## Data for analysis:
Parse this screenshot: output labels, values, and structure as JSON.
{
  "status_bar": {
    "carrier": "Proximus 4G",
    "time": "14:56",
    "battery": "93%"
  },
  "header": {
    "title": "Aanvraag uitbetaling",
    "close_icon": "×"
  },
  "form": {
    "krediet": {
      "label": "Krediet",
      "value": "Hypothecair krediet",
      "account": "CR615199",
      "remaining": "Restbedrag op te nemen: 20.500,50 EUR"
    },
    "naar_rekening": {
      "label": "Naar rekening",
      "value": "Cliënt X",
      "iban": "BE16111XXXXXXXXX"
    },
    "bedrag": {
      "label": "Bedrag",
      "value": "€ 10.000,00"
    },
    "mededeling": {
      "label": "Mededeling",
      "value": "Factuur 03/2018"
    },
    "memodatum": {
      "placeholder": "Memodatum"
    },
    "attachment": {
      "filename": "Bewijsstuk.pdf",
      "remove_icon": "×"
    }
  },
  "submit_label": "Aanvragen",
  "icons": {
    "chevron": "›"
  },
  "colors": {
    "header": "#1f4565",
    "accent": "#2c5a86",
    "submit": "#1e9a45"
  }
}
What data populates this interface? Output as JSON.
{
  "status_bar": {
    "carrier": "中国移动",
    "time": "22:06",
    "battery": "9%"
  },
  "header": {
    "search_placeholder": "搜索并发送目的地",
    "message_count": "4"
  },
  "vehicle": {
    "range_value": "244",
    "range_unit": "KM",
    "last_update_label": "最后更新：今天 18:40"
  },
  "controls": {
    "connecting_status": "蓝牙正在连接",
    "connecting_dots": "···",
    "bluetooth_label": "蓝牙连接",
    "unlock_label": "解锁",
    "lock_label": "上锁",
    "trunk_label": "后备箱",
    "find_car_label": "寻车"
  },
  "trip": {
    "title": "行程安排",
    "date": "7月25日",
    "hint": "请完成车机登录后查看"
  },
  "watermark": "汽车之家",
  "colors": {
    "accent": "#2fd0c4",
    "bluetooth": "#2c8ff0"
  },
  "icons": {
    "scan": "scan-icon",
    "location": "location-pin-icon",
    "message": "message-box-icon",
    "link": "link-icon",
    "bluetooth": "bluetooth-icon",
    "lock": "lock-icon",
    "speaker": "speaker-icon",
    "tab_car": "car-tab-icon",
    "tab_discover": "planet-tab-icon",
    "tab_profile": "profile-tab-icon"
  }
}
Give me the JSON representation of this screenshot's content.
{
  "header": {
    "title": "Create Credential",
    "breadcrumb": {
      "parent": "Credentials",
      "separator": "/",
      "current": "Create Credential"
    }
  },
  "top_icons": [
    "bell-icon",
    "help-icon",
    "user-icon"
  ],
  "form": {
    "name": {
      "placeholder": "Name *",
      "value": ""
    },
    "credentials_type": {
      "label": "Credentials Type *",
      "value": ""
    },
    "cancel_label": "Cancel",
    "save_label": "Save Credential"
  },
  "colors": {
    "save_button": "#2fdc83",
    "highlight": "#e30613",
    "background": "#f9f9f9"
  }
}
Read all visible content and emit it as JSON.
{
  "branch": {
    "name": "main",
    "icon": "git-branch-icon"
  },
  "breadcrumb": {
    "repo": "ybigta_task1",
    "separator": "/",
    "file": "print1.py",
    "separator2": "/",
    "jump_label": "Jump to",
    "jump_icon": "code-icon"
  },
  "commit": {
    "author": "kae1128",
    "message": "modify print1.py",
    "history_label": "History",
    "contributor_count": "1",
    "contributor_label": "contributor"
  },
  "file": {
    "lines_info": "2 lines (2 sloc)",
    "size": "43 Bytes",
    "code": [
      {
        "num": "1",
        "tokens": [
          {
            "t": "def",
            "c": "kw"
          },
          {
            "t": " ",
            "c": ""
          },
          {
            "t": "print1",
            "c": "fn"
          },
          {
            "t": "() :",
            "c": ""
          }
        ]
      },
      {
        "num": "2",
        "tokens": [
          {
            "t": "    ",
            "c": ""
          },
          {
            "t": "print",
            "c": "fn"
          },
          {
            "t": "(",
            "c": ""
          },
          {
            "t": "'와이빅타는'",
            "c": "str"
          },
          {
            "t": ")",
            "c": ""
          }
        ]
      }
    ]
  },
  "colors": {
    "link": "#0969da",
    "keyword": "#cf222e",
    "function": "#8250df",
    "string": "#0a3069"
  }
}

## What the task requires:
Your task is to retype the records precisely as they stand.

## Expected answer:
Parse this screenshot: output labels, values, and structure as JSON.
{
  "status_bar": {
    "carrier": "Proximus 4G",
    "time": "14:56",
    "battery": "93%"
  },
  "header": {
    "title": "Aanvraag uitbetaling",
    "close_icon": "×"
  },
  "form": {
    "krediet": {
      "label": "Krediet",
      "value": "Hypothecair krediet",
      "account": "CR615199",
      "remaining": "Restbedrag op te nemen: 20.500,50 EUR"
    },
    "naar_rekening": {
      "label": "Naar rekening",
      "value": "Cliënt X",
      "iban": "BE16111XXXXXXXXX"
    },
    "bedrag": {
      "label": "Bedrag",
      "value": "€ 10.000,00"
    },
    "mededeling": {
      "label": "Mededeling",
      "value": "Factuur 03/2018"
    },
    "memodatum": {
      "placeholder": "Memodatum"
    },
    "attachment": {
      "filename": "Bewijsstuk.pdf",
      "remove_icon": "×"
    }
  },
  "submit_label": "Aanvragen",
  "icons": {
    "chevron": "›"
  },
  "colors": {
    "header": "#1f4565",
    "accent": "#2c5a86",
    "submit": "#1e9a45"
  }
}
What data populates this interface? Output as JSON.
{
  "status_bar": {
    "carrier": "中国移动",
    "time": "22:06",
    "battery": "9%"
  },
  "header": {
    "search_placeholder": "搜索并发送目的地",
    "message_count": "4"
  },
  "vehicle": {
    "range_value": "244",
    "range_unit": "KM",
    "last_update_label": "最后更新：今天 18:40"
  },
  "controls": {
    "connecting_status": "蓝牙正在连接",
    "connecting_dots": "···",
    "bluetooth_label": "蓝牙连接",
    "unlock_label": "解锁",
    "lock_label": "上锁",
    "trunk_label": "后备箱",
    "find_car_label": "寻车"
  },
  "trip": {
    "title": "行程安排",
    "date": "7月25日",
    "hint": "请完成车机登录后查看"
  },
  "watermark": "汽车之家",
  "colors": {
    "accent": "#2fd0c4",
    "bluetooth": "#2c8ff0"
  },
  "icons": {
    "scan": "scan-icon",
    "location": "location-pin-icon",
    "message": "message-box-icon",
    "link": "link-icon",
    "bluetooth": "bluetooth-icon",
    "lock": "lock-icon",
    "speaker": "speaker-icon",
    "tab_car": "car-tab-icon",
    "tab_discover": "planet-tab-icon",
    "tab_profile": "profile-tab-icon"
  }
}
Give me the JSON representation of this screenshot's content.
{
  "header": {
    "title": "Create Credential",
    "breadcrumb": {
      "parent": "Credentials",
      "separator": "/",
      "current": "Create Credential"
    }
  },
  "top_icons": [
    "bell-icon",
    "help-icon",
    "user-icon"
  ],
  "form": {
    "name": {
      "placeholder": "Name *",
      "value": ""
    },
    "credentials_type": {
      "label": "Credentials Type *",
      "value": ""
    },
    "cancel_label": "Cancel",
    "save_label": "Save Credential"
  },
  "colors": {
    "save_button": "#2fdc83",
    "highlight": "#e30613",
    "background": "#f9f9f9"
  }
}
Read all visible content and emit it as JSON.
{
  "branch": {
    "name": "main",
    "icon": "git-branch-icon"
  },
  "breadcrumb": {
    "repo": "ybigta_task1",
    "separator": "/",
    "file": "print1.py",
    "separator2": "/",
    "jump_label": "Jump to",
    "jump_icon": "code-icon"
  },
  "commit": {
    "author": "kae1128",
    "message": "modify print1.py",
    "history_label": "History",
    "contributor_count": "1",
    "contributor_label": "contributor"
  },
  "file": {
    "lines_info": "2 lines (2 sloc)",
    "size": "43 Bytes",
    "code": [
      {
        "num": "1",
        "tokens": [
          {
            "t": "def",
            "c": "kw"
          },
          {
            "t": " ",
            "c": ""
          },
          {
            "t": "print1",
            "c": "fn"
          },
          {
            "t": "() :",
            "c": ""
          }
        ]
      },
      {
        "num": "2",
        "tokens": [
          {
            "t": "    ",
            "c": ""
          },
          {
            "t": "print",
            "c": "fn"
          },
          {
            "t": "(",
            "c": ""
          },
          {
            "t": "'와이빅타는'",
            "c": "str"
          },
          {
            "t": ")",
            "c": ""
          }
        ]
      }
    ]
  },
  "colors": {
    "link": "#0969da",
    "keyword": "#cf222e",
    "function": "#8250df",
    "string": "#0a3069"
  }
}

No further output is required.